Work required:
Only a number is wanted here: how many lines in the records below contain the string "consultaSql".

Records to process Start Marker

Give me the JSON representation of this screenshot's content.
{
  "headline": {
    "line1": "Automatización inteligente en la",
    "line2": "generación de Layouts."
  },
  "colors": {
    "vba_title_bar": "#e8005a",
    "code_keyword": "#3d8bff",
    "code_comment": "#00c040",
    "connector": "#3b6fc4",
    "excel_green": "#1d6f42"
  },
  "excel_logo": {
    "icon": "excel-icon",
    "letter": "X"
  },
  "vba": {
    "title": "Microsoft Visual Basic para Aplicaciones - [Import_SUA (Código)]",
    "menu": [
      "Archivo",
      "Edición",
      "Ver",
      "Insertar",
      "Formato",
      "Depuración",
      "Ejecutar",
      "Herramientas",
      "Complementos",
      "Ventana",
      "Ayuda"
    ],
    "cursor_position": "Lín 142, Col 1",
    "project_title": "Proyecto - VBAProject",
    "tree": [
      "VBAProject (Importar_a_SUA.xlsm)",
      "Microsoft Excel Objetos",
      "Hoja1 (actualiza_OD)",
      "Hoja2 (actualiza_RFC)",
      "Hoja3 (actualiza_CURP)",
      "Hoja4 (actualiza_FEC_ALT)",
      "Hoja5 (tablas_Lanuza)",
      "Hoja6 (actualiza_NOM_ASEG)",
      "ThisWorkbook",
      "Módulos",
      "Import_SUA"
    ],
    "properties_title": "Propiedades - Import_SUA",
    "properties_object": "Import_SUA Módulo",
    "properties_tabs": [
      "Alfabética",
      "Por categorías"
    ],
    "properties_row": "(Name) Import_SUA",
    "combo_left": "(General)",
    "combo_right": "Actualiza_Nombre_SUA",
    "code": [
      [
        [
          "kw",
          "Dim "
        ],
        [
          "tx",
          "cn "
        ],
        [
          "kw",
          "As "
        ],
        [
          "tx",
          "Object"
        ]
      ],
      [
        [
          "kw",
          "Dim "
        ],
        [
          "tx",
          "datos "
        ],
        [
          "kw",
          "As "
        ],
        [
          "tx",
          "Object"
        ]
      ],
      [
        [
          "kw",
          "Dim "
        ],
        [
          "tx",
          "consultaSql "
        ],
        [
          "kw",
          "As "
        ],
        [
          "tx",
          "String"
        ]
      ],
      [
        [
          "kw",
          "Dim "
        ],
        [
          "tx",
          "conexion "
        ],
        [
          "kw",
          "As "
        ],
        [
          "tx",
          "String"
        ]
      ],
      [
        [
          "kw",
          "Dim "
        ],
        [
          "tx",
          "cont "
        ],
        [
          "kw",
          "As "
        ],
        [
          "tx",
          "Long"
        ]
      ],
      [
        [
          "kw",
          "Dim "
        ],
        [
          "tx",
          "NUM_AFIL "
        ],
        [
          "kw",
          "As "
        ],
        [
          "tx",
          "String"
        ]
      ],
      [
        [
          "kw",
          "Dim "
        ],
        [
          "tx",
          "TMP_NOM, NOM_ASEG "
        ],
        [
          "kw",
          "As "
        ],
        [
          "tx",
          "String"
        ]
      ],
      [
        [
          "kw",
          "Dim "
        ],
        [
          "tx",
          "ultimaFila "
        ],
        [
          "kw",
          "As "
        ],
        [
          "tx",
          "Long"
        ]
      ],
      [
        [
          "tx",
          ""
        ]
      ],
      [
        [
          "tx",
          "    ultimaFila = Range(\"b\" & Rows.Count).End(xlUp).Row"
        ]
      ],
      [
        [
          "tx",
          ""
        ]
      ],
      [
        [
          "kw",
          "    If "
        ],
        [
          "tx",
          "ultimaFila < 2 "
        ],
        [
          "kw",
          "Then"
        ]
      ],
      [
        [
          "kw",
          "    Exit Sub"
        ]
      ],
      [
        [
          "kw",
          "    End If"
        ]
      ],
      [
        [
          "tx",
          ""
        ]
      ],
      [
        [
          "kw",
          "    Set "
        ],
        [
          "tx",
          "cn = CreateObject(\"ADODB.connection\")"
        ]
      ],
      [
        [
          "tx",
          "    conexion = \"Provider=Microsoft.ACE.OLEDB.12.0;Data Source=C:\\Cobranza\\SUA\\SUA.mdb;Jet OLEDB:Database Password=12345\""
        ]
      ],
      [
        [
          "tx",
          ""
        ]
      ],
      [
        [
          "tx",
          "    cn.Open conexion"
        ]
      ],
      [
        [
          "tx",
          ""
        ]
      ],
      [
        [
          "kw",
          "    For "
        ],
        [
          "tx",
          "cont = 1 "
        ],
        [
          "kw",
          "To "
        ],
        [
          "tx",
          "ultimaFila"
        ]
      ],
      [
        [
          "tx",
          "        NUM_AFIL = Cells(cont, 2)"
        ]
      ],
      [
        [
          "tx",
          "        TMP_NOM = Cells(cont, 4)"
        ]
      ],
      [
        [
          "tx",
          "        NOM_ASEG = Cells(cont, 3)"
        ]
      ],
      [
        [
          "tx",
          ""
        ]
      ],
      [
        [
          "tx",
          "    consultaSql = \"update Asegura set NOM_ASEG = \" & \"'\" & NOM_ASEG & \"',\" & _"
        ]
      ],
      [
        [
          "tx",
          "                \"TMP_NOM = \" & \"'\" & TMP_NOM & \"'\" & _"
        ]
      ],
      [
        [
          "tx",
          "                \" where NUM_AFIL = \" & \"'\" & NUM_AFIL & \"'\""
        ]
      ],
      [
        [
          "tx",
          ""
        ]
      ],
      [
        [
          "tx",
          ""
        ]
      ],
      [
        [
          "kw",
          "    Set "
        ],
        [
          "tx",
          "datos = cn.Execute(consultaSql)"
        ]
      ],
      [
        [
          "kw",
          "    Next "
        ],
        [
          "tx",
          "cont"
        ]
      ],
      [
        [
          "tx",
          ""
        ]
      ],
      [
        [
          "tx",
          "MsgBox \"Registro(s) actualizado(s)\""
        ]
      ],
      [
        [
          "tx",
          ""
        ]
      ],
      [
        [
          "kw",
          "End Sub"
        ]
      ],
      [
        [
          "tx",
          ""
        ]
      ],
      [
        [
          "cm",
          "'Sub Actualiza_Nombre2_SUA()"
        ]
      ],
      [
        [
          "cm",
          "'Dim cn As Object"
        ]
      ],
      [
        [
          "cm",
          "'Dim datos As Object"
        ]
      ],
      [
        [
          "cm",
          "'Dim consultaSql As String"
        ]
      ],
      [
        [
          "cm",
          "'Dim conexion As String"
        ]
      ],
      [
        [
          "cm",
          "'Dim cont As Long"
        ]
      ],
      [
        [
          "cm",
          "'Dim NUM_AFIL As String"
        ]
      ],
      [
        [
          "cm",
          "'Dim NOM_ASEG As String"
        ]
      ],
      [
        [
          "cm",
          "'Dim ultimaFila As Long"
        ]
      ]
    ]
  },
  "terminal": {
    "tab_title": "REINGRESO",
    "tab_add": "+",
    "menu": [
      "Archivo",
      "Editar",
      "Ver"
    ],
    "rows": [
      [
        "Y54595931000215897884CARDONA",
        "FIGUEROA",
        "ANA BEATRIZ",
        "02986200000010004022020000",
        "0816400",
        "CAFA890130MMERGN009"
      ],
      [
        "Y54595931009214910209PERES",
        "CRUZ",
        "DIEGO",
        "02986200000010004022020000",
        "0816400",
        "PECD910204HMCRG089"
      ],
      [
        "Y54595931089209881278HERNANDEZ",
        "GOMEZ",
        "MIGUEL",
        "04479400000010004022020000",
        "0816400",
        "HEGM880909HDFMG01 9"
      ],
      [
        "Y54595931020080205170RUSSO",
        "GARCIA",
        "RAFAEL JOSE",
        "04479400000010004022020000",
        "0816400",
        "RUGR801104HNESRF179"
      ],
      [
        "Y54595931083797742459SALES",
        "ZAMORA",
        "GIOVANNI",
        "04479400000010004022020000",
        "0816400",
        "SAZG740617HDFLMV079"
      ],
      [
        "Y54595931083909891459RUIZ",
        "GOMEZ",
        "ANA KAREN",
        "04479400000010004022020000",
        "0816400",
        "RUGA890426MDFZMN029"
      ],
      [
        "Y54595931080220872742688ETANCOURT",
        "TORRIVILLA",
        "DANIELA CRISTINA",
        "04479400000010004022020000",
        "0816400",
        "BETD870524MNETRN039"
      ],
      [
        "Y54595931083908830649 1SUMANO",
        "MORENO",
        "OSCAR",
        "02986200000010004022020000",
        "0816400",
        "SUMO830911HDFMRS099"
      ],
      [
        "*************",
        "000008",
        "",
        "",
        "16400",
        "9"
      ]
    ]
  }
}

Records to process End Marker

Exercise output:
4